Program B makes a system call
main memory
Let’s Look At
OS Concepts and Abstractions
Above the Hardware
Abstraction
High-level construct
Useful, easy-to-use, understand
Hides lower-level details
PL: class or structure data-type
Operating System Concepts:
Process
A
C
B
D
E
F
Process is an executing program: container
for computing resources (abstraction)
What resources?
– Process tree
– A created two child processes, B and C
– B created three child processes, D, E, and F
Operating System Concepts:
Threads
• A thread is an executing stream of instructions
main () {
normally within a process
– A has two threads; share A’s resources
– Every process has at least one thread }
– Threads can also exist in the OS
int i;
i=2;
Operating System Concepts:
Synchronization
• Concurrency (processes/threads run together)
and shared resources can lead to problems:
– (a) Race condition
– (b) Deadlock
• Solution: Synchronization, e.g. case a?
Operating System Concepts:
Synchronization Issues
Livelock! (aka “Minnesota Nice”)
No one makes progress
Deadlock is often caused by poor use of
synchronization
Operating System Concepts:
File system
Files/directories are an OS abstraction to make
data storing and sharing easier
Operating System Concepts:
Communication
• Two processes connected by a “pipe”, channel
• Processes need to communicate – why?
Operating System Concepts:
Memory Management
• How is memory allocated to programs?
– Largely an “inside” issue but ….
– We will see how a program can make good use/bad
use of memory
OS code
OS data
Program A
A’s data
Program B
B’s data
• Abstraction = virtual memory
Operating System Concepts:
System Calls
• System calls are the way user programs
interact with the OS
– Generally available as assembly-language instructions
– C-Unix provides a library interface to system calls to avoid
this messiness
– e.g. read (…) gets compiled into the appropriate syscall
linkage/assembly code
– Difference?
Example: Some “System Calls”
For File Management
In this course, we will use the term system call to refer to the
C-Unix interface, e.g. open
Systems Concepts
“systems”: OS, Internet, ATC, …
Granularity
Modularity
Abstraction
Layering
Hierarchy
Complexity
=
A
C
B
D
E
F
User Applications
Operating System
Architecture
Complexity?
• Different stakeholders => different
metrics and requirements
– Programmer => ease-of-problem-solving
– End-user(s) => performance, ease-of-use
– Owner (~ system) => fairness/priority,

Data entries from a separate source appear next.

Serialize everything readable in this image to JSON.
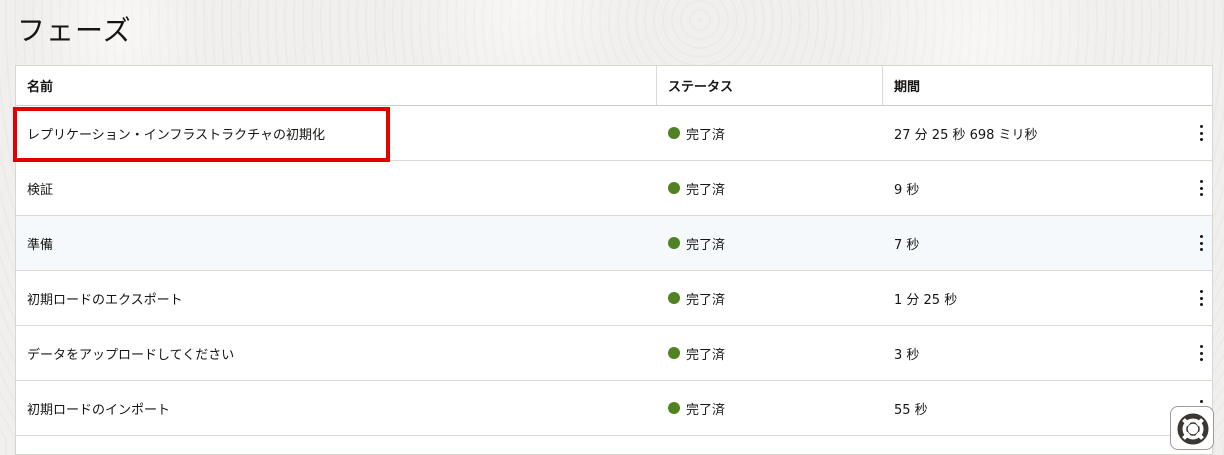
{
  "page": {
    "title": "フェーズ"
  },
  "table": {
    "columns": {
      "name": "名前",
      "status": "ステータス",
      "duration": "期間"
    },
    "rows": [
      {
        "name": "レプリケーション・インフラストラクチャの初期化",
        "status": "完了済",
        "duration": "27 分 25 秒 698 ミリ秒"
      },
      {
        "name": "検証",
        "status": "完了済",
        "duration": "9 秒"
      },
      {
        "name": "準備",
        "status": "完了済",
        "duration": "7 秒"
      },
      {
        "name": "初期ロードのエクスポート",
        "status": "完了済",
        "duration": "1 分 25 秒"
      },
      {
        "name": "データをアップロードしてください",
        "status": "完了済",
        "duration": "3 秒"
      },
      {
        "name": "初期ロードのインポート",
        "status": "完了済",
        "duration": "55 秒"
      }
    ]
  },
  "icons": {
    "row_menu": "kebab-menu-icon",
    "status": "status-complete-dot-icon",
    "help": "help-lifebuoy-icon"
  },
  "colors": {
    "status_complete": "#508223",
    "annotation_highlight": "#e50000",
    "hover_row": "#f5f9fb"
  }
}
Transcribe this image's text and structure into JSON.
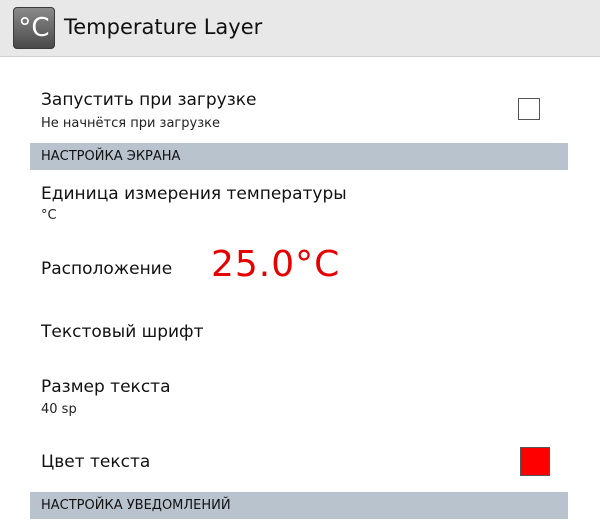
{
  "app": {
    "icon_text": "°C",
    "title": "Temperature Layer"
  },
  "settings": {
    "autostart": {
      "title": "Запустить  при загрузке",
      "summary": "Не начнётся при загрузке",
      "checked": false
    },
    "display_section": "НАСТРОЙКА ЭКРАНА",
    "unit": {
      "title": "Единица измерения температуры",
      "summary": "°C"
    },
    "position": {
      "title": "Расположение",
      "preview": "25.0°C",
      "preview_color": "#e60000"
    },
    "font": {
      "title": "Текстовый шрифт"
    },
    "text_size": {
      "title": "Размер текста",
      "summary": "40 sp"
    },
    "text_color": {
      "title": "Цвет текста",
      "color": "#ff0000"
    },
    "notification_section": "НАСТРОЙКА УВЕДОМЛЕНИЙ"
  }
}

efficiency or utilization
– Admin => security
– OS Vendor => extensible, secure, reliable, …
• Tradeoff and conflict lead to complexity
Next Time
Programs and Processes in C and UNIX
Read Chapter 2,3 (R&R), opt: Chapter 2
(MOS) or Chapter 3 (S&G)
Have a great weekend
Recitation on Monday
This Weekend
• C/UNIX Refresh (or cram)
1. Edit and write a simple C program
2. Compile and run it
3. Look at a debugger such as DDD, GDB